[Start of section]
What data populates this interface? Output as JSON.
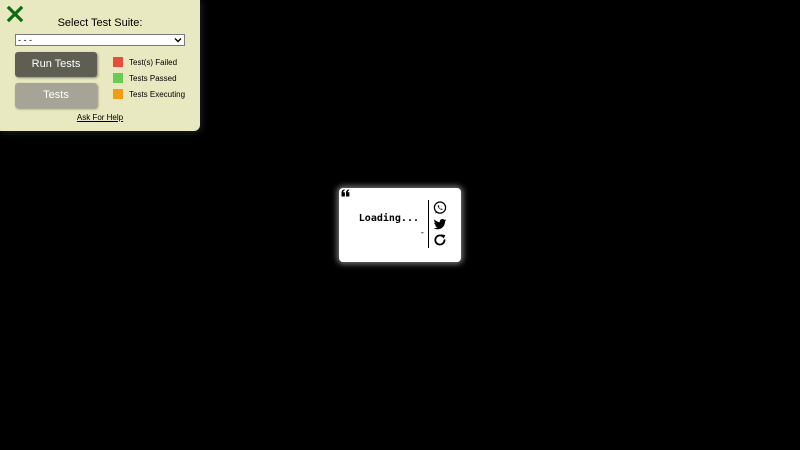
{
  "test_panel": {
    "title": "Select Test Suite:",
    "select_value": "- - -",
    "run_button": "Run Tests",
    "tests_button": "Tests",
    "legend": [
      {
        "label": "Test(s) Failed",
        "color": "#e94c3c"
      },
      {
        "label": "Tests Passed",
        "color": "#66cc52"
      },
      {
        "label": "Tests Executing",
        "color": "#f39c12"
      }
    ],
    "help_link": "Ask For Help",
    "close_icon_color": "#0e6a0e"
  },
  "quote_box": {
    "text": "Loading...",
    "author": "-",
    "icons": [
      "quote-icon",
      "whatsapp-icon",
      "twitter-icon",
      "refresh-icon"
    ]
  }
}
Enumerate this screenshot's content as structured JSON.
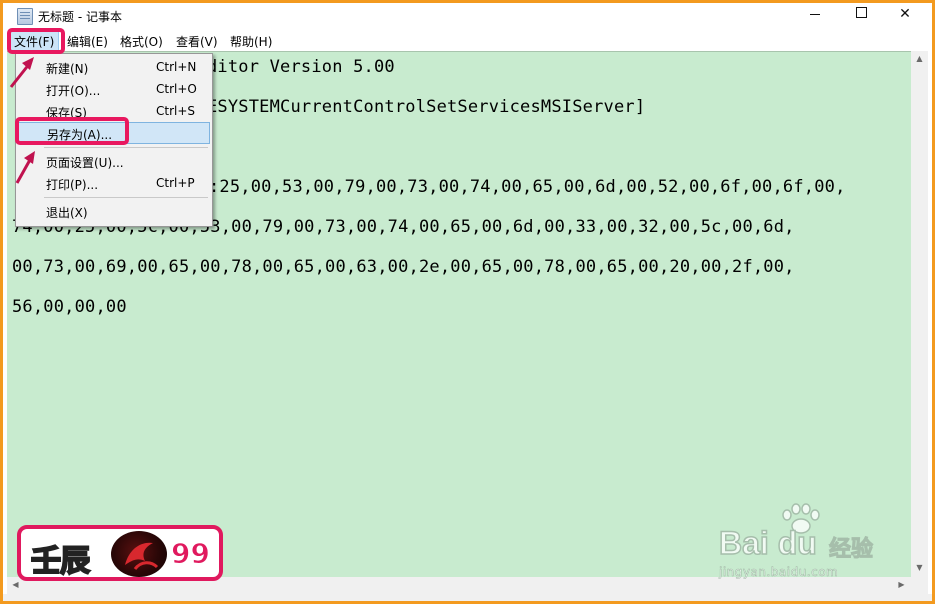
{
  "window": {
    "title": "无标题 - 记事本"
  },
  "menubar": {
    "file": "文件(F)",
    "edit": "编辑(E)",
    "format": "格式(O)",
    "view": "查看(V)",
    "help": "帮助(H)"
  },
  "file_menu": {
    "items": [
      {
        "label": "新建(N)",
        "shortcut": "Ctrl+N"
      },
      {
        "label": "打开(O)...",
        "shortcut": "Ctrl+O"
      },
      {
        "label": "保存(S)",
        "shortcut": "Ctrl+S"
      },
      {
        "label": "另存为(A)...",
        "shortcut": ""
      },
      {
        "label": "页面设置(U)...",
        "shortcut": ""
      },
      {
        "label": "打印(P)...",
        "shortcut": "Ctrl+P"
      },
      {
        "label": "退出(X)",
        "shortcut": ""
      }
    ]
  },
  "editor": {
    "lines": [
      "ditor Version 5.00",
      "ESYSTEMCurrentControlSetServicesMSIServer]",
      ":25,00,53,00,79,00,73,00,74,00,65,00,6d,00,52,00,6f,00,6f,00,",
      "74,00,25,00,5c,00,53,00,79,00,73,00,74,00,65,00,6d,00,33,00,32,00,5c,00,6d,",
      "00,73,00,69,00,65,00,78,00,65,00,63,00,2e,00,65,00,78,00,65,00,20,00,2f,00,",
      "56,00,00,00"
    ]
  },
  "watermark": {
    "badge_text": "壬辰",
    "badge_number": "99",
    "baidu_logo": "Bai du",
    "baidu_cn": "经验",
    "baidu_url": "jingyan.baidu.com"
  },
  "colors": {
    "editor_background": "#c8ebcf",
    "highlight": "#e8185f",
    "frame": "#f39a1f"
  }
}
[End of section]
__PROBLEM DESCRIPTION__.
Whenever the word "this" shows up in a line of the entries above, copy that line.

__FINAL ANSWER__.
What data populates this interface? Output as JSON.
Enumerate this screenshot's content as structured JSON.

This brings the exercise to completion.